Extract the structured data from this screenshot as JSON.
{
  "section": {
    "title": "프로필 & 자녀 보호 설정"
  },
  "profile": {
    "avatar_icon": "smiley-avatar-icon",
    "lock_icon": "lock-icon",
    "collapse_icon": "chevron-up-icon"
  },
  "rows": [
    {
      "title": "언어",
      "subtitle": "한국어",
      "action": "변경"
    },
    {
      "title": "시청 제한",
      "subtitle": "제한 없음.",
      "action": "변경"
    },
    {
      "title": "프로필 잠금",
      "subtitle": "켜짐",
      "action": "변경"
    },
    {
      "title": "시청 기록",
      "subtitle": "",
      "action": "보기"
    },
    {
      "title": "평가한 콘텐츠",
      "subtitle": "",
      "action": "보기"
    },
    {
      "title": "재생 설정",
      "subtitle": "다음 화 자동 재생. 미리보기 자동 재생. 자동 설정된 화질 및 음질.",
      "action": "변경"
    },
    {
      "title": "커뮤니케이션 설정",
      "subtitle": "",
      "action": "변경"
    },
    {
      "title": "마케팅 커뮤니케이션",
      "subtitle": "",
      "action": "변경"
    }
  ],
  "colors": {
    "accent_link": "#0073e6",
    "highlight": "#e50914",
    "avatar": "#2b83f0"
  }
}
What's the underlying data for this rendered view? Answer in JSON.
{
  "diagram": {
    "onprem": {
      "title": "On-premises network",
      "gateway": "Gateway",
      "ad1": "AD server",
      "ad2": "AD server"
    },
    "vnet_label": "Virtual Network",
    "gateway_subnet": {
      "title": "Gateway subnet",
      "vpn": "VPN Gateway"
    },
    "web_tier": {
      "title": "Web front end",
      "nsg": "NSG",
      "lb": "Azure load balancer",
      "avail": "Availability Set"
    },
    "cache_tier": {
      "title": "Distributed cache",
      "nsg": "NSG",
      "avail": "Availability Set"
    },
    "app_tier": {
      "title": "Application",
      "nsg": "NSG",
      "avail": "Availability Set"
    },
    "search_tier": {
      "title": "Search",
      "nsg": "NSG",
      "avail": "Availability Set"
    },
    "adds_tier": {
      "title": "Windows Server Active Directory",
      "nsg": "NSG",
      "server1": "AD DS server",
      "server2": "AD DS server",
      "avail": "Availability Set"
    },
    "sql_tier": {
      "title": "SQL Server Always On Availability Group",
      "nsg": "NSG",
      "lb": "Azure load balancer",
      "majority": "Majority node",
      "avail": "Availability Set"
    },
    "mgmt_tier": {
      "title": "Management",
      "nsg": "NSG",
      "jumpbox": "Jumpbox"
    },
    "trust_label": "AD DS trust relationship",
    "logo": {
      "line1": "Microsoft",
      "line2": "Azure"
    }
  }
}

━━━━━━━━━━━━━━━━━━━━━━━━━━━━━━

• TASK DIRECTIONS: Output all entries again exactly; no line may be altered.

• SOLUTION TO THIS TASK:
Extract the structured data from this screenshot as JSON.
{
  "section": {
    "title": "프로필 & 자녀 보호 설정"
  },
  "profile": {
    "avatar_icon": "smiley-avatar-icon",
    "lock_icon": "lock-icon",
    "collapse_icon": "chevron-up-icon"
  },
  "rows": [
    {
      "title": "언어",
      "subtitle": "한국어",
      "action": "변경"
    },
    {
      "title": "시청 제한",
      "subtitle": "제한 없음.",
      "action": "변경"
    },
    {
      "title": "프로필 잠금",
      "subtitle": "켜짐",
      "action": "변경"
    },
    {
      "title": "시청 기록",
      "subtitle": "",
      "action": "보기"
    },
    {
      "title": "평가한 콘텐츠",
      "subtitle": "",
      "action": "보기"
    },
    {
      "title": "재생 설정",
      "subtitle": "다음 화 자동 재생. 미리보기 자동 재생. 자동 설정된 화질 및 음질.",
      "action": "변경"
    },
    {
      "title": "커뮤니케이션 설정",
      "subtitle": "",
      "action": "변경"
    },
    {
      "title": "마케팅 커뮤니케이션",
      "subtitle": "",
      "action": "변경"
    }
  ],
  "colors": {
    "accent_link": "#0073e6",
    "highlight": "#e50914",
    "avatar": "#2b83f0"
  }
}
What's the underlying data for this rendered view? Answer in JSON.
{
  "diagram": {
    "onprem": {
      "title": "On-premises network",
      "gateway": "Gateway",
      "ad1": "AD server",
      "ad2": "AD server"
    },
    "vnet_label": "Virtual Network",
    "gateway_subnet": {
      "title": "Gateway subnet",
      "vpn": "VPN Gateway"
    },
    "web_tier": {
      "title": "Web front end",
      "nsg": "NSG",
      "lb": "Azure load balancer",
      "avail": "Availability Set"
    },
    "cache_tier": {
      "title": "Distributed cache",
      "nsg": "NSG",
      "avail": "Availability Set"
    },
    "app_tier": {
      "title": "Application",
      "nsg": "NSG",
      "avail": "Availability Set"
    },
    "search_tier": {
      "title": "Search",
      "nsg": "NSG",
      "avail": "Availability Set"
    },
    "adds_tier": {
      "title": "Windows Server Active Directory",
      "nsg": "NSG",
      "server1": "AD DS server",
      "server2": "AD DS server",
      "avail": "Availability Set"
    },
    "sql_tier": {
      "title": "SQL Server Always On Availability Group",
      "nsg": "NSG",
      "lb": "Azure load balancer",
      "majority": "Majority node",
      "avail": "Availability Set"
    },
    "mgmt_tier": {
      "title": "Management",
      "nsg": "NSG",
      "jumpbox": "Jumpbox"
    },
    "trust_label": "AD DS trust relationship",
    "logo": {
      "line1": "Microsoft",
      "line2": "Azure"
    }
  }
}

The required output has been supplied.